Work order — Find every line in the records below that holds the word "title", and copy each one.
━━━━
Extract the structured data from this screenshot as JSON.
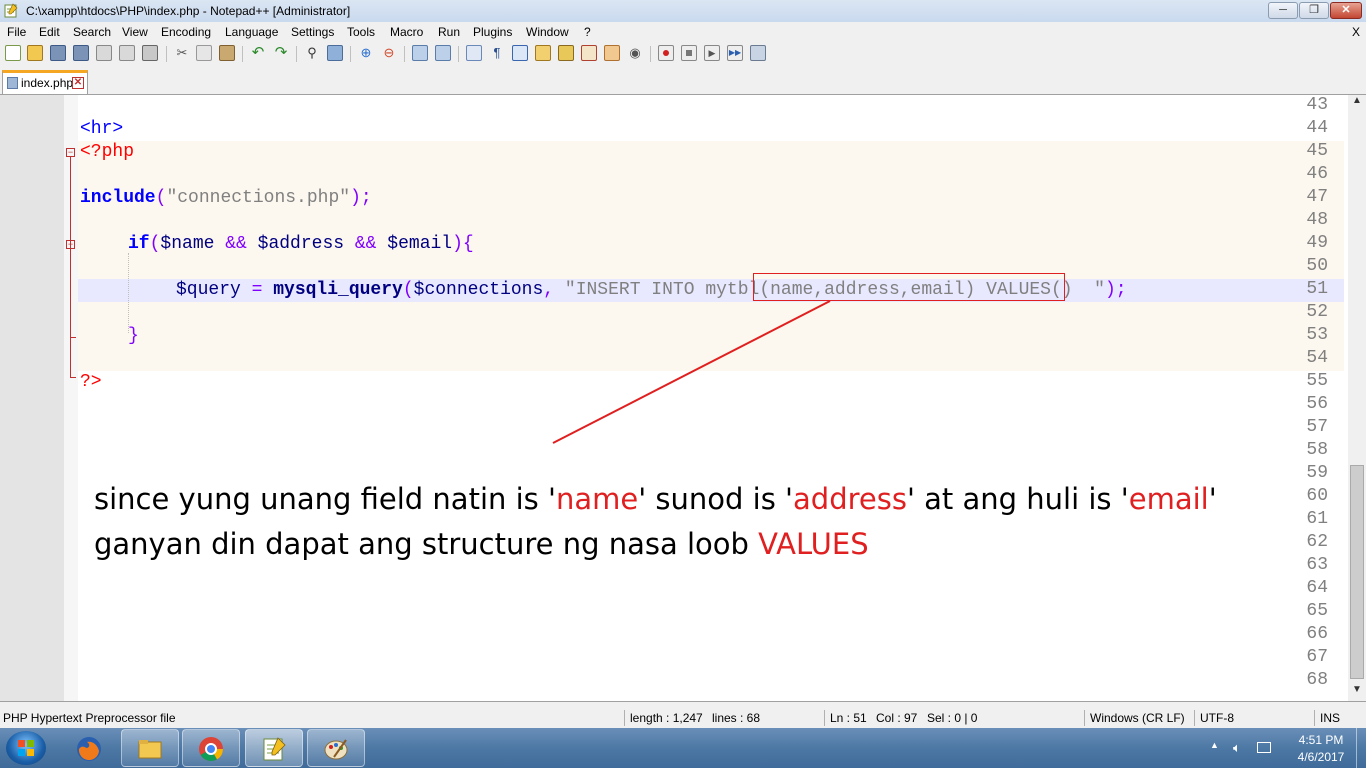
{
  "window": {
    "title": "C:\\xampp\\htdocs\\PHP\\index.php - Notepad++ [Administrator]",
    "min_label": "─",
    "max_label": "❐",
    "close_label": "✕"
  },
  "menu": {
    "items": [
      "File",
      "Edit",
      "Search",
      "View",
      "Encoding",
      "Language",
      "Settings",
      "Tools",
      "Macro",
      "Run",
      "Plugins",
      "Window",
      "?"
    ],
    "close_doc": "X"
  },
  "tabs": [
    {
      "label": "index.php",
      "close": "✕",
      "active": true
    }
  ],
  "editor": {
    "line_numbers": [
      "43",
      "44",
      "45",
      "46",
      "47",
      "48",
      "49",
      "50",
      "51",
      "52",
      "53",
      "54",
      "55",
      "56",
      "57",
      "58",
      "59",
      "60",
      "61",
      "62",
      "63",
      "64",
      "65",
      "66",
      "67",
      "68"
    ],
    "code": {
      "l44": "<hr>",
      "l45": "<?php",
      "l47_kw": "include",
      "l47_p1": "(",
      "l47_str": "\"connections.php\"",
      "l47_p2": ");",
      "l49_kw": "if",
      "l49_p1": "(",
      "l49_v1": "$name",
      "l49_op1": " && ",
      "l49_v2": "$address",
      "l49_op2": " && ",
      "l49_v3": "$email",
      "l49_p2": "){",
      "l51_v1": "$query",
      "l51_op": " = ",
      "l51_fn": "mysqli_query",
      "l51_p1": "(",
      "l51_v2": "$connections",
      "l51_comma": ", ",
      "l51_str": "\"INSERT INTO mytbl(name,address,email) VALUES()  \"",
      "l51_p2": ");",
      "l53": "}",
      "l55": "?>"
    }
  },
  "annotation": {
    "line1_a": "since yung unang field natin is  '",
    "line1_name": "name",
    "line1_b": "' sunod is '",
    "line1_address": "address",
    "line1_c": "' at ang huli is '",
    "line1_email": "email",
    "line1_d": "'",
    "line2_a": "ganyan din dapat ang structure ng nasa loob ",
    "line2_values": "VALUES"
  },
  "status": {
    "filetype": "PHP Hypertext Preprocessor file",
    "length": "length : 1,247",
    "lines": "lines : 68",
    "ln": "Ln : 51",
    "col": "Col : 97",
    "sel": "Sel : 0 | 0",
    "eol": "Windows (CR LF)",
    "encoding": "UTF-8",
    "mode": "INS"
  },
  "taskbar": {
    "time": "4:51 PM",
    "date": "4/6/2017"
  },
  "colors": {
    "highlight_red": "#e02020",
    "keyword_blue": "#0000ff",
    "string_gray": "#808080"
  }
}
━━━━
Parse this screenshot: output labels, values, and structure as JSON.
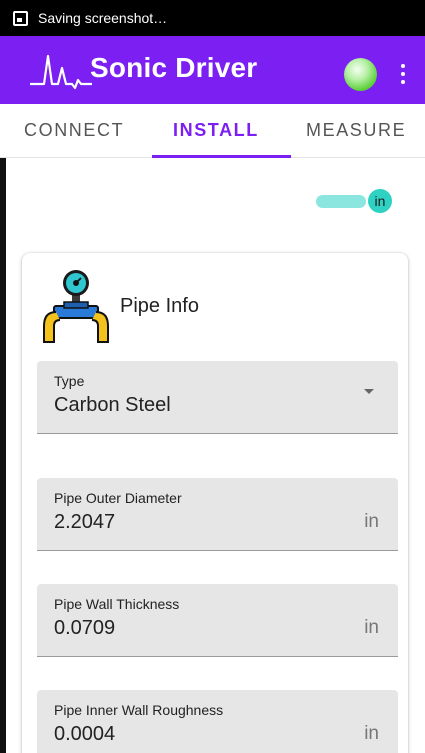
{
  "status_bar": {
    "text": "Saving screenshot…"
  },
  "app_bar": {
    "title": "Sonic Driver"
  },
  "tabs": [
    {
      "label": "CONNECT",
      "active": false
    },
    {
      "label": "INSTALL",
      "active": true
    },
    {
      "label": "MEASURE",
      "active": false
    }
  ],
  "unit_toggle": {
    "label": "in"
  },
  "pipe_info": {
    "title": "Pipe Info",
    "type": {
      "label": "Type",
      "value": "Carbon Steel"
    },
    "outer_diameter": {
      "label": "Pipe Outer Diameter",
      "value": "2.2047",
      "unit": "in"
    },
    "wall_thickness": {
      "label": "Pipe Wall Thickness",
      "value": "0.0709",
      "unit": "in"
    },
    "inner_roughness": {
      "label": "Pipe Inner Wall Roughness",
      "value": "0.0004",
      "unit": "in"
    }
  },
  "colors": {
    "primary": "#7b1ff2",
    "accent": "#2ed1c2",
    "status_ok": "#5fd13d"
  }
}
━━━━
Task response —
    "title": "C:\\xampp\\htdocs\\PHP\\index.php - Notepad++ [Administrator]",
    "title": "Sonic Driver"
    "title": "Pipe Info",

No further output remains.